▸ **Work to be completed**
The answer must repeat every record exactly, with all pictures omitted.

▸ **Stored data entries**
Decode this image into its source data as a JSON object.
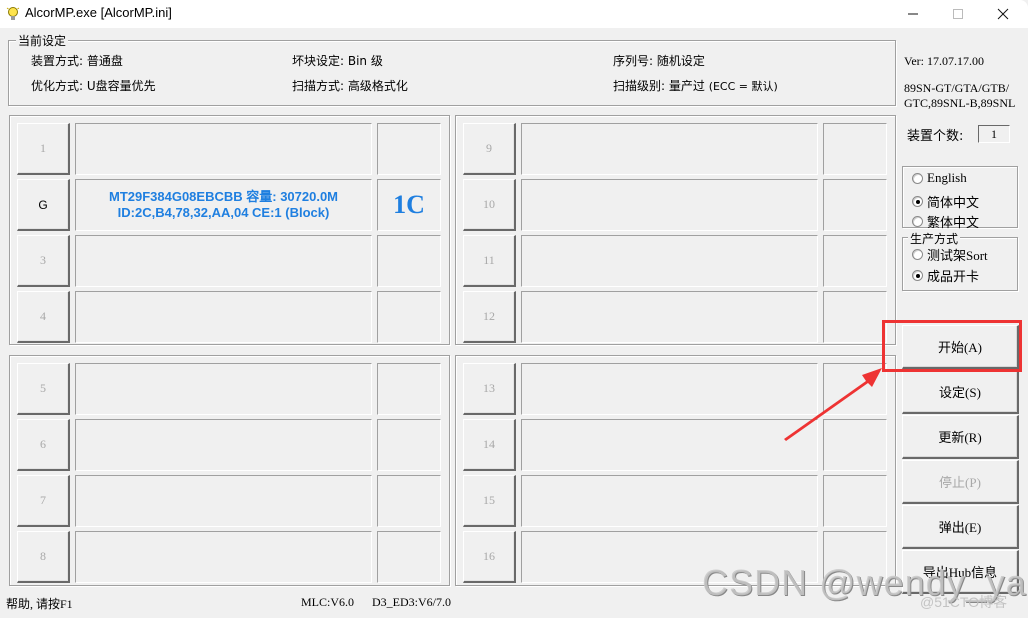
{
  "window": {
    "title": "AlcorMP.exe [AlcorMP.ini]",
    "controls": {
      "minimize": "—",
      "maximize": "☐",
      "close": "✕"
    }
  },
  "settings": {
    "group_label": "当前设定",
    "device_mode": "装置方式: 普通盘",
    "optimize_mode": "优化方式: U盘容量优先",
    "bad_block": "坏块设定: Bin 级",
    "scan_mode": "扫描方式: 高级格式化",
    "serial": "序列号: 随机设定",
    "scan_level_main": "扫描级别: 量产过 ",
    "scan_level_note": "(ECC = 默认)"
  },
  "slots": [
    {
      "label": "1",
      "info_line1": "",
      "info_line2": "",
      "status": "",
      "active": false
    },
    {
      "label": "G",
      "info_line1": "MT29F384G08EBCBB 容量: 30720.0M",
      "info_line2": "ID:2C,B4,78,32,AA,04 CE:1 (Block)",
      "status": "1C",
      "active": true
    },
    {
      "label": "3",
      "info_line1": "",
      "info_line2": "",
      "status": "",
      "active": false
    },
    {
      "label": "4",
      "info_line1": "",
      "info_line2": "",
      "status": "",
      "active": false
    },
    {
      "label": "5",
      "info_line1": "",
      "info_line2": "",
      "status": "",
      "active": false
    },
    {
      "label": "6",
      "info_line1": "",
      "info_line2": "",
      "status": "",
      "active": false
    },
    {
      "label": "7",
      "info_line1": "",
      "info_line2": "",
      "status": "",
      "active": false
    },
    {
      "label": "8",
      "info_line1": "",
      "info_line2": "",
      "status": "",
      "active": false
    },
    {
      "label": "9",
      "info_line1": "",
      "info_line2": "",
      "status": "",
      "active": false
    },
    {
      "label": "10",
      "info_line1": "",
      "info_line2": "",
      "status": "",
      "active": false
    },
    {
      "label": "11",
      "info_line1": "",
      "info_line2": "",
      "status": "",
      "active": false
    },
    {
      "label": "12",
      "info_line1": "",
      "info_line2": "",
      "status": "",
      "active": false
    },
    {
      "label": "13",
      "info_line1": "",
      "info_line2": "",
      "status": "",
      "active": false
    },
    {
      "label": "14",
      "info_line1": "",
      "info_line2": "",
      "status": "",
      "active": false
    },
    {
      "label": "15",
      "info_line1": "",
      "info_line2": "",
      "status": "",
      "active": false
    },
    {
      "label": "16",
      "info_line1": "",
      "info_line2": "",
      "status": "",
      "active": false
    }
  ],
  "side": {
    "version": "Ver: 17.07.17.00",
    "models_line1": "89SN-GT/GTA/GTB/",
    "models_line2": "GTC,89SNL-B,89SNL",
    "device_count_label": "装置个数:",
    "device_count": "1",
    "language": {
      "options": [
        {
          "label": "English",
          "checked": false
        },
        {
          "label": "简体中文",
          "checked": true
        },
        {
          "label": "繁体中文",
          "checked": false
        }
      ]
    },
    "production": {
      "group_label": "生产方式",
      "options": [
        {
          "label": "测试架Sort",
          "checked": false
        },
        {
          "label": "成品开卡",
          "checked": true
        }
      ]
    },
    "buttons": {
      "start": "开始(A)",
      "settings": "设定(S)",
      "refresh": "更新(R)",
      "stop": "停止(P)",
      "eject": "弹出(E)",
      "export_hub": "导出Hub信息"
    }
  },
  "statusbar": {
    "help": "帮助, 请按F1",
    "mlc": "MLC:V6.0",
    "d3": "D3_ED3:V6/7.0"
  },
  "annotation": {
    "highlight_color": "#ee3333",
    "watermark": "CSDN @wendy_ya",
    "watermark_small": "@51CTO博客"
  }
}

▸ **Response**
Decode this image into its source data as a JSON object.
{
  "window": {
    "title": "AlcorMP.exe [AlcorMP.ini]",
    "controls": {
      "minimize": "—",
      "maximize": "☐",
      "close": "✕"
    }
  },
  "settings": {
    "group_label": "当前设定",
    "device_mode": "装置方式: 普通盘",
    "optimize_mode": "优化方式: U盘容量优先",
    "bad_block": "坏块设定: Bin 级",
    "scan_mode": "扫描方式: 高级格式化",
    "serial": "序列号: 随机设定",
    "scan_level_main": "扫描级别: 量产过 ",
    "scan_level_note": "(ECC = 默认)"
  },
  "slots": [
    {
      "label": "1",
      "info_line1": "",
      "info_line2": "",
      "status": "",
      "active": false
    },
    {
      "label": "G",
      "info_line1": "MT29F384G08EBCBB 容量: 30720.0M",
      "info_line2": "ID:2C,B4,78,32,AA,04 CE:1 (Block)",
      "status": "1C",
      "active": true
    },
    {
      "label": "3",
      "info_line1": "",
      "info_line2": "",
      "status": "",
      "active": false
    },
    {
      "label": "4",
      "info_line1": "",
      "info_line2": "",
      "status": "",
      "active": false
    },
    {
      "label": "5",
      "info_line1": "",
      "info_line2": "",
      "status": "",
      "active": false
    },
    {
      "label": "6",
      "info_line1": "",
      "info_line2": "",
      "status": "",
      "active": false
    },
    {
      "label": "7",
      "info_line1": "",
      "info_line2": "",
      "status": "",
      "active": false
    },
    {
      "label": "8",
      "info_line1": "",
      "info_line2": "",
      "status": "",
      "active": false
    },
    {
      "label": "9",
      "info_line1": "",
      "info_line2": "",
      "status": "",
      "active": false
    },
    {
      "label": "10",
      "info_line1": "",
      "info_line2": "",
      "status": "",
      "active": false
    },
    {
      "label": "11",
      "info_line1": "",
      "info_line2": "",
      "status": "",
      "active": false
    },
    {
      "label": "12",
      "info_line1": "",
      "info_line2": "",
      "status": "",
      "active": false
    },
    {
      "label": "13",
      "info_line1": "",
      "info_line2": "",
      "status": "",
      "active": false
    },
    {
      "label": "14",
      "info_line1": "",
      "info_line2": "",
      "status": "",
      "active": false
    },
    {
      "label": "15",
      "info_line1": "",
      "info_line2": "",
      "status": "",
      "active": false
    },
    {
      "label": "16",
      "info_line1": "",
      "info_line2": "",
      "status": "",
      "active": false
    }
  ],
  "side": {
    "version": "Ver: 17.07.17.00",
    "models_line1": "89SN-GT/GTA/GTB/",
    "models_line2": "GTC,89SNL-B,89SNL",
    "device_count_label": "装置个数:",
    "device_count": "1",
    "language": {
      "options": [
        {
          "label": "English",
          "checked": false
        },
        {
          "label": "简体中文",
          "checked": true
        },
        {
          "label": "繁体中文",
          "checked": false
        }
      ]
    },
    "production": {
      "group_label": "生产方式",
      "options": [
        {
          "label": "测试架Sort",
          "checked": false
        },
        {
          "label": "成品开卡",
          "checked": true
        }
      ]
    },
    "buttons": {
      "start": "开始(A)",
      "settings": "设定(S)",
      "refresh": "更新(R)",
      "stop": "停止(P)",
      "eject": "弹出(E)",
      "export_hub": "导出Hub信息"
    }
  },
  "statusbar": {
    "help": "帮助, 请按F1",
    "mlc": "MLC:V6.0",
    "d3": "D3_ED3:V6/7.0"
  },
  "annotation": {
    "highlight_color": "#ee3333",
    "watermark": "CSDN @wendy_ya",
    "watermark_small": "@51CTO博客"
  }
}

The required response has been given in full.